Emmeline [1788]
E-facsimile of the four-volume 1788 edition published by T. Cadell, with the exception of Volume I, which is from 1789: Volume 1; Volume 2; Volume 3; Volume 4 [GoogleBooks]

- two Gothic excerpts [a LitGothic etext ]

The Old Manor House (Table of Contents) [Celebration of Women Writers]
-- Title page of The Old Manor House (2nd ed). [Corvey Women Writers on the Web, Sheffield Hallam U]


Essays:
"The Romanticism of Charlotte Turner Smith: Plurality of Vision"
By Cecilia Fernandez. Not directly concerned with Smith's "Gothicism," this essay does address some of the Romantic aspects of Smith's poetry, particularly her social and political concerns.  [Prometheus Unplugged?]
"'Tranquil seclusion I have vainly sought': The Frustrated Landscapes of Charlotte Smith and William Wordsworth"
By Beth Ann Neighbors.
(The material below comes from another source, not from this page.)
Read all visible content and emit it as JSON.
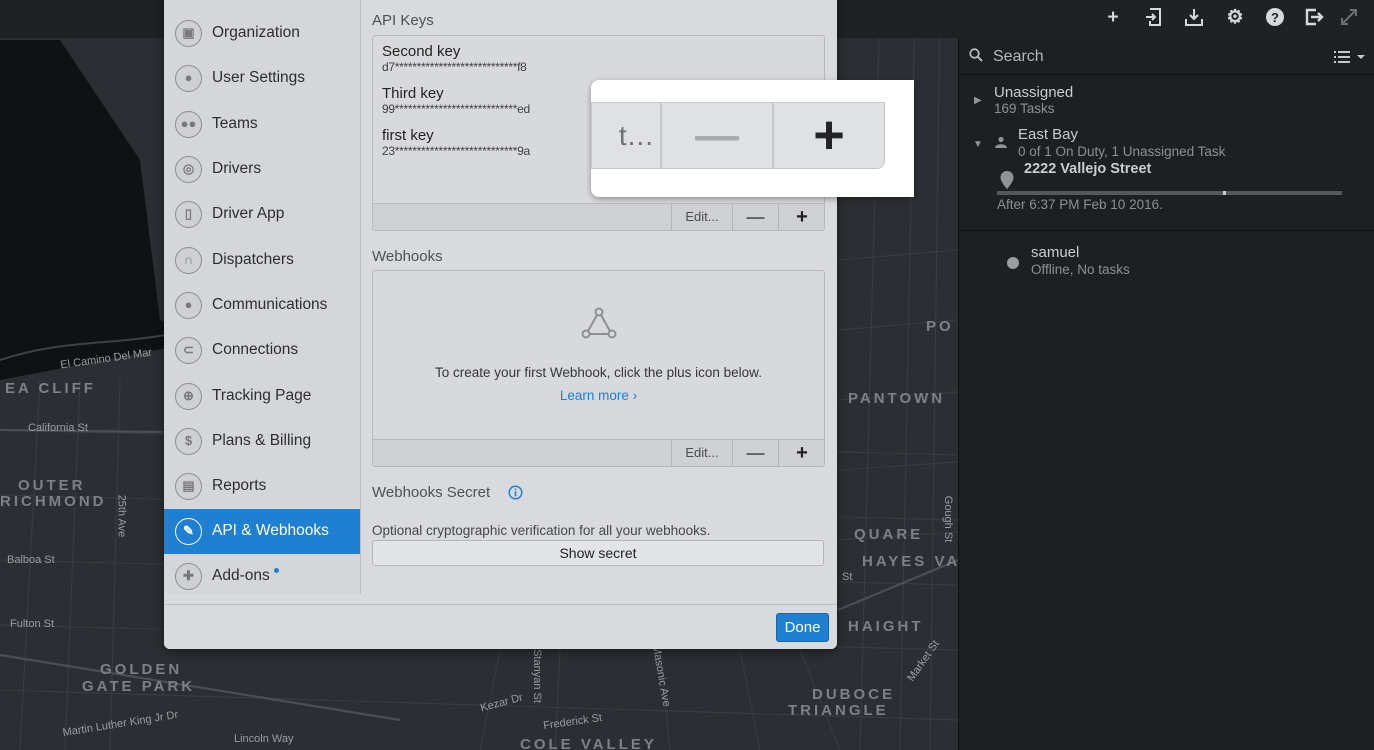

Another study of Smith's poetry that helps illuminate her contribution to "Romantic" understandings of landscape and politics.  [Prometheus Unplugged?]


Reviews:
Gothic Feminism: The Professionalization of Gender from Charlotte Smith to the Brontės buy this book at amazon.com
By Diane Long Hoeveler (Penn State University P, 1998). Reviewer: Deborah Kennedy [Romantic Circles]
This book is also reviewed in Romanticism on the Net. Reviewer: Lauren Fitzgerald


Collected Letters of Charlotte Smith
Edited by Judith Phillips Stanton (Indiana UP, 2003). Reviewer: Elizabeth Kraft. [Jane Austen Society of North America]

"Charlotte Smith."